• **DATASET RECORDS**:
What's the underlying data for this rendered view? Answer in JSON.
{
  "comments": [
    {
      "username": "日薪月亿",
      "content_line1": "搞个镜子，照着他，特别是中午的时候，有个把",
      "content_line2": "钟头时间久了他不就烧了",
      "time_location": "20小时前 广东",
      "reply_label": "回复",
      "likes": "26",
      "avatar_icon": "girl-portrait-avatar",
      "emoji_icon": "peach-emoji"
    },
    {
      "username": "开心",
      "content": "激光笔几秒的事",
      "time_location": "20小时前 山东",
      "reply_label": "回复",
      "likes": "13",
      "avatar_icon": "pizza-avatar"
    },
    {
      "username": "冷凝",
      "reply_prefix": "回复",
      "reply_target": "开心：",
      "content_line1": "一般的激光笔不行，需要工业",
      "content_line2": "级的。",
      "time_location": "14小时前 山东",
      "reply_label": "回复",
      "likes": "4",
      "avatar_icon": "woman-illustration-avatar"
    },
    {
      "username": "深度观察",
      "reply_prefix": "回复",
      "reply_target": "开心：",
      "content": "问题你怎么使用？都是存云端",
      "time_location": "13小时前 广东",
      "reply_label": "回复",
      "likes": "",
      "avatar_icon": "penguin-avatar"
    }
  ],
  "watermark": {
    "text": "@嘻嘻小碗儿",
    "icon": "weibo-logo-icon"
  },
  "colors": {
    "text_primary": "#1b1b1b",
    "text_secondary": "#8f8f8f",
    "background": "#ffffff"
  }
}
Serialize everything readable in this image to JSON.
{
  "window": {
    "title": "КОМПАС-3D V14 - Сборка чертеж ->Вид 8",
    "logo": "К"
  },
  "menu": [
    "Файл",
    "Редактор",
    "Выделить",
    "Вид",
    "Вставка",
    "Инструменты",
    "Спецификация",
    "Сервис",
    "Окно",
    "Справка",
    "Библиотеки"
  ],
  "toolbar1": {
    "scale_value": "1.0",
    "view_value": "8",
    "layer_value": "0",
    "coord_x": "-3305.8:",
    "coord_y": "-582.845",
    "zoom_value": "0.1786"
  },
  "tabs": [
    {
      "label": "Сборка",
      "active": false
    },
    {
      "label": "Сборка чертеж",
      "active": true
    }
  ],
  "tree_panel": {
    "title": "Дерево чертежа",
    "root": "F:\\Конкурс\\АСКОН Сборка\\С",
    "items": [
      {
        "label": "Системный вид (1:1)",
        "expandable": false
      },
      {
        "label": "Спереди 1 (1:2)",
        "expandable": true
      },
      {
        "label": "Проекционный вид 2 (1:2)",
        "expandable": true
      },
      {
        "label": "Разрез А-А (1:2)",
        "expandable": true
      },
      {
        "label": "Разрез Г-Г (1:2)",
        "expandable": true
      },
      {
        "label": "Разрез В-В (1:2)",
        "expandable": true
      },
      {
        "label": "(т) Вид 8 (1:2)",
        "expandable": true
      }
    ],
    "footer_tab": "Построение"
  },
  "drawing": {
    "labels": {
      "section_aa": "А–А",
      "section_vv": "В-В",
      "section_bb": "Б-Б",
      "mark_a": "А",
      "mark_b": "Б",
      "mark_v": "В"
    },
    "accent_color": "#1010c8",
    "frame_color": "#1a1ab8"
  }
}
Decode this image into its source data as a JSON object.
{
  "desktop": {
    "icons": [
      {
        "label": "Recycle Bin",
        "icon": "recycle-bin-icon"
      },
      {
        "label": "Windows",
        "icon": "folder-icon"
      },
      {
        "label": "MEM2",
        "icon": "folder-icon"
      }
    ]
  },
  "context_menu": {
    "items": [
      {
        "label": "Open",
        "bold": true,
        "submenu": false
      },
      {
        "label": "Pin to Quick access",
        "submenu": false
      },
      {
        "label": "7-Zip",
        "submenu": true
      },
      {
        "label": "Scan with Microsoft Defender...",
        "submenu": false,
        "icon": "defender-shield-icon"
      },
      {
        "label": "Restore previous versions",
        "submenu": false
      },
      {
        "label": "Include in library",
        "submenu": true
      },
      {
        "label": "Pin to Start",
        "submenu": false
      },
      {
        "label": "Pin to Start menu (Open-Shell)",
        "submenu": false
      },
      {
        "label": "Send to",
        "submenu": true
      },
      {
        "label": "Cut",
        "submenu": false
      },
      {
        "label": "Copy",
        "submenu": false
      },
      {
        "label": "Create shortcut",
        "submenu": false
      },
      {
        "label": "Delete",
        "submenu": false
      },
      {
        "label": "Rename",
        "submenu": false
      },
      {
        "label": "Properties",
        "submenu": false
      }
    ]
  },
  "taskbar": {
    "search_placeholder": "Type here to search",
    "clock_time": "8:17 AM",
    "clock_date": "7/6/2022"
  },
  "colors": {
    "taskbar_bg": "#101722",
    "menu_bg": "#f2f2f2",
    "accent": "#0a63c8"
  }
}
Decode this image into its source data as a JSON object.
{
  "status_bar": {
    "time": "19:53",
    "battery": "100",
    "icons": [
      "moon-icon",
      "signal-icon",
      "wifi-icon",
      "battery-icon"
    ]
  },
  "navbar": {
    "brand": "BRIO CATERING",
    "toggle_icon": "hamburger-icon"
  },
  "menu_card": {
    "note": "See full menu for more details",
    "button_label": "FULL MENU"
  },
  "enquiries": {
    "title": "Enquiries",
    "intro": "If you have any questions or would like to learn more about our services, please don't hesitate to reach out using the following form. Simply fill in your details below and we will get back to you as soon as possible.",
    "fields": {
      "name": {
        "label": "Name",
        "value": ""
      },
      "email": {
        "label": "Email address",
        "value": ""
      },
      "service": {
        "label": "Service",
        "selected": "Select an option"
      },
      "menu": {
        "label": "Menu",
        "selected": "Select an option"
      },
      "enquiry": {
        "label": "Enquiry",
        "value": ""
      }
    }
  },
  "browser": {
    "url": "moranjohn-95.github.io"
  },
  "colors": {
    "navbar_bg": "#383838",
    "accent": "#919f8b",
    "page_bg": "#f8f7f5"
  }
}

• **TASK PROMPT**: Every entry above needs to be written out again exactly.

• **TASK OUTPUT**:
What's the underlying data for this rendered view? Answer in JSON.
{
  "comments": [
    {
      "username": "日薪月亿",
      "content_line1": "搞个镜子，照着他，特别是中午的时候，有个把",
      "content_line2": "钟头时间久了他不就烧了",
      "time_location": "20小时前 广东",
      "reply_label": "回复",
      "likes": "26",
      "avatar_icon": "girl-portrait-avatar",
      "emoji_icon": "peach-emoji"
    },
    {
      "username": "开心",
      "content": "激光笔几秒的事",
      "time_location": "20小时前 山东",
      "reply_label": "回复",
      "likes": "13",
      "avatar_icon": "pizza-avatar"
    },
    {
      "username": "冷凝",
      "reply_prefix": "回复",
      "reply_target": "开心：",
      "content_line1": "一般的激光笔不行，需要工业",
      "content_line2": "级的。",
      "time_location": "14小时前 山东",
      "reply_label": "回复",
      "likes": "4",
      "avatar_icon": "woman-illustration-avatar"
    },
    {
      "username": "深度观察",
      "reply_prefix": "回复",
      "reply_target": "开心：",
      "content": "问题你怎么使用？都是存云端",
      "time_location": "13小时前 广东",
      "reply_label": "回复",
      "likes": "",
      "avatar_icon": "penguin-avatar"
    }
  ],
  "watermark": {
    "text": "@嘻嘻小碗儿",
    "icon": "weibo-logo-icon"
  },
  "colors": {
    "text_primary": "#1b1b1b",
    "text_secondary": "#8f8f8f",
    "background": "#ffffff"
  }
}
Serialize everything readable in this image to JSON.
{
  "window": {
    "title": "КОМПАС-3D V14 - Сборка чертеж ->Вид 8",
    "logo": "К"
  },
  "menu": [
    "Файл",
    "Редактор",
    "Выделить",
    "Вид",
    "Вставка",
    "Инструменты",
    "Спецификация",
    "Сервис",
    "Окно",
    "Справка",
    "Библиотеки"
  ],
  "toolbar1": {
    "scale_value": "1.0",
    "view_value": "8",
    "layer_value": "0",
    "coord_x": "-3305.8:",
    "coord_y": "-582.845",
    "zoom_value": "0.1786"
  },
  "tabs": [
    {
      "label": "Сборка",
      "active": false
    },
    {
      "label": "Сборка чертеж",
      "active": true
    }
  ],
  "tree_panel": {
    "title": "Дерево чертежа",
    "root": "F:\\Конкурс\\АСКОН Сборка\\С",
    "items": [
      {
        "label": "Системный вид (1:1)",
        "expandable": false
      },
      {
        "label": "Спереди 1 (1:2)",
        "expandable": true
      },
      {
        "label": "Проекционный вид 2 (1:2)",
        "expandable": true
      },
      {
        "label": "Разрез А-А (1:2)",
        "expandable": true
      },
      {
        "label": "Разрез Г-Г (1:2)",
        "expandable": true
      },
      {
        "label": "Разрез В-В (1:2)",
        "expandable": true
      },
      {
        "label": "(т) Вид 8 (1:2)",
        "expandable": true
      }
    ],
    "footer_tab": "Построение"
  },
  "drawing": {
    "labels": {
      "section_aa": "А–А",
      "section_vv": "В-В",
      "section_bb": "Б-Б",
      "mark_a": "А",
      "mark_b": "Б",
      "mark_v": "В"
    },
    "accent_color": "#1010c8",
    "frame_color": "#1a1ab8"
  }
}
Decode this image into its source data as a JSON object.
{
  "desktop": {
    "icons": [
      {
        "label": "Recycle Bin",
        "icon": "recycle-bin-icon"
      },
      {
        "label": "Windows",
        "icon": "folder-icon"
      },
      {
        "label": "MEM2",
        "icon": "folder-icon"
      }
    ]
  },
  "context_menu": {
    "items": [
      {
        "label": "Open",
        "bold": true,
        "submenu": false
      },
      {
        "label": "Pin to Quick access",
        "submenu": false
      },
      {
        "label": "7-Zip",
        "submenu": true
      },
      {
        "label": "Scan with Microsoft Defender...",
        "submenu": false,
        "icon": "defender-shield-icon"
      },
      {
        "label": "Restore previous versions",
        "submenu": false
      },
      {
        "label": "Include in library",
        "submenu": true
      },
      {
        "label": "Pin to Start",
        "submenu": false
      },
      {
        "label": "Pin to Start menu (Open-Shell)",
        "submenu": false
      },
      {
        "label": "Send to",
        "submenu": true
      },
      {
        "label": "Cut",
        "submenu": false
      },
      {
        "label": "Copy",
        "submenu": false
      },
      {
        "label": "Create shortcut",
        "submenu": false
      },
      {
        "label": "Delete",
        "submenu": false
      },
      {
        "label": "Rename",
        "submenu": false
      },
      {
        "label": "Properties",
        "submenu": false
      }
    ]
  },
  "taskbar": {
    "search_placeholder": "Type here to search",
    "clock_time": "8:17 AM",
    "clock_date": "7/6/2022"
  },
  "colors": {
    "taskbar_bg": "#101722",
    "menu_bg": "#f2f2f2",
    "accent": "#0a63c8"
  }
}
Decode this image into its source data as a JSON object.
{
  "status_bar": {
    "time": "19:53",
    "battery": "100",
    "icons": [
      "moon-icon",
      "signal-icon",
      "wifi-icon",
      "battery-icon"
    ]
  },
  "navbar": {
    "brand": "BRIO CATERING",
    "toggle_icon": "hamburger-icon"
  },
  "menu_card": {
    "note": "See full menu for more details",
    "button_label": "FULL MENU"
  },
  "enquiries": {
    "title": "Enquiries",
    "intro": "If you have any questions or would like to learn more about our services, please don't hesitate to reach out using the following form. Simply fill in your details below and we will get back to you as soon as possible.",
    "fields": {
      "name": {
        "label": "Name",
        "value": ""
      },
      "email": {
        "label": "Email address",
        "value": ""
      },
      "service": {
        "label": "Service",
        "selected": "Select an option"
      },
      "menu": {
        "label": "Menu",
        "selected": "Select an option"
      },
      "enquiry": {
        "label": "Enquiry",
        "value": ""
      }
    }
  },
  "browser": {
    "url": "moranjohn-95.github.io"
  },
  "colors": {
    "navbar_bg": "#383838",
    "accent": "#919f8b",
    "page_bg": "#f8f7f5"
  }
}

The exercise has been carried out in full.